Ward 8 Blasts Rhee on Broken Schools Promise - NBC4 Washington

Ward 8 Blasts Rhee on Broken Schools Promise

Barry: "The chancellor had been sneaky"



    Ward 8 Blasts Rhee on Broken Schools Promise
    D.C. Ward 8 Councilmember Marion Barry blasts Schools Chancellor Michelle Rhee for breaking a promise to work on reopening two schools in 2010.

    "She is discriminating against the residents of Ward 8."

    That's the accusation leveled against D.C. Schools Chancellor Michelle Rhee  by Ward 8 Council member Marion Barry, who gathered a handful of his constituents to express outrage over Rhee's announcement that two southeast Washington elementary schools will remain closed through next year.

    The schools in question are Turner Elementary and Moten Elementary, which Rhee shuttered in 2008. Students were placed in other nearby schools, with Rhee promising to rebuild and improve the schools in 2010, according to a press release from Barry's office.

    But yesterday ahead of her hearing with the D.C. Council about her highly-criticized school reform efforts, Rhee said budget constraints and the bad economy would make it impossible for the school system to come through on those promises this year. She instead postponed the rebuilding projects for another two years.

    "I found last week that the chancellor had been sneaky and had put [the school re-openings] in the 2012 budget," Barry said Tuesday evening in front of Turner Elementary, surrounded by more than a dozen residents. "This community is outraged at that.

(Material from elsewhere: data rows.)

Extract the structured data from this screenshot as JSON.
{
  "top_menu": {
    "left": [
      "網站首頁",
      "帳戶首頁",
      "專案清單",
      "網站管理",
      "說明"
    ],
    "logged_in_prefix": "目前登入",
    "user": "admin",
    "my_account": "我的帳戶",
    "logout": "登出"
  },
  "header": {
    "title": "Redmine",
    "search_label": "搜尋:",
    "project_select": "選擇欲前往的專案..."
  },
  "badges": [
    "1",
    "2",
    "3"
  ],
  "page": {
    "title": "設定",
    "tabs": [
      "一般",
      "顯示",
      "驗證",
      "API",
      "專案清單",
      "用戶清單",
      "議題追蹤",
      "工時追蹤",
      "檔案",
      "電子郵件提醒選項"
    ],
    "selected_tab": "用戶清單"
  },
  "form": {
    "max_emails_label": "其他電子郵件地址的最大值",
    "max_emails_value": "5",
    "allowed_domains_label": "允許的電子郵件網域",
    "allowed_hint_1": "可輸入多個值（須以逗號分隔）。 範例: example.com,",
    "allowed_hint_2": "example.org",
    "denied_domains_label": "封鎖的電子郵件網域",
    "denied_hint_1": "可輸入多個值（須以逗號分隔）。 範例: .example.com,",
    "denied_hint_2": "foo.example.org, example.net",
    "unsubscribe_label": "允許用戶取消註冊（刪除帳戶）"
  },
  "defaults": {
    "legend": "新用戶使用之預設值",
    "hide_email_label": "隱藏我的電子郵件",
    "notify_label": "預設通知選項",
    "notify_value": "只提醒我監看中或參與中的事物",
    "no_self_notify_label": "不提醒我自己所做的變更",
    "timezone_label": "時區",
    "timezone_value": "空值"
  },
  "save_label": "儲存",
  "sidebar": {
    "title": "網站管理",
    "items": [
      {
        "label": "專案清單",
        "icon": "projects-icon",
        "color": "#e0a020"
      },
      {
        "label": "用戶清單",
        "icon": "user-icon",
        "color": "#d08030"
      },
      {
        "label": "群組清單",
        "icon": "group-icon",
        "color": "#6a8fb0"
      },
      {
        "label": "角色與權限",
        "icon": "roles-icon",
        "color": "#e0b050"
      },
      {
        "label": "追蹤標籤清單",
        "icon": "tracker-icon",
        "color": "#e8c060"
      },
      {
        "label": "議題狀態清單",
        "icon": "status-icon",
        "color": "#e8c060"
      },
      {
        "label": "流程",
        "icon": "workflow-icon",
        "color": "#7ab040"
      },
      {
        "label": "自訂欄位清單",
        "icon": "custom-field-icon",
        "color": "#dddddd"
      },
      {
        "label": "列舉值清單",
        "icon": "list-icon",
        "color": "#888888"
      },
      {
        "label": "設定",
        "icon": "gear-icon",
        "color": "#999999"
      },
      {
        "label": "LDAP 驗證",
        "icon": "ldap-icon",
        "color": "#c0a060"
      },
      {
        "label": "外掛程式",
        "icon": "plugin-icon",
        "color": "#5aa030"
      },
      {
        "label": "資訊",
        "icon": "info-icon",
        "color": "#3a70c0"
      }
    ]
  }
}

Another promise made, a promise broken."

    Rhee said she made those promises "based on what [the financial situation] looked like at the time," according to the Washington Post. "I didn't expect the capital budget to take a hammering."

    Now it's Rhee who's taking more hammering from residents in Ward 8, who say she and other city leaders don't understand their community's needs because they don't live there. Some residents said there's an ugly racial undercurrent in the District's efforts to rebuild and renovate schools.

    "This isn't urban renewal, it's negro removal," said community activist Elaine Carter in a scathing indictment against D.C.'s administration. "They want us blacks out of the city."

    Carter and other residents who stood beside Barry on Tuesday called for better communication between school officials and community members. Barry promised to withdraw his vote for next year's school budget if it doesn't include the funds to rebuild and reopen Turner and Moten.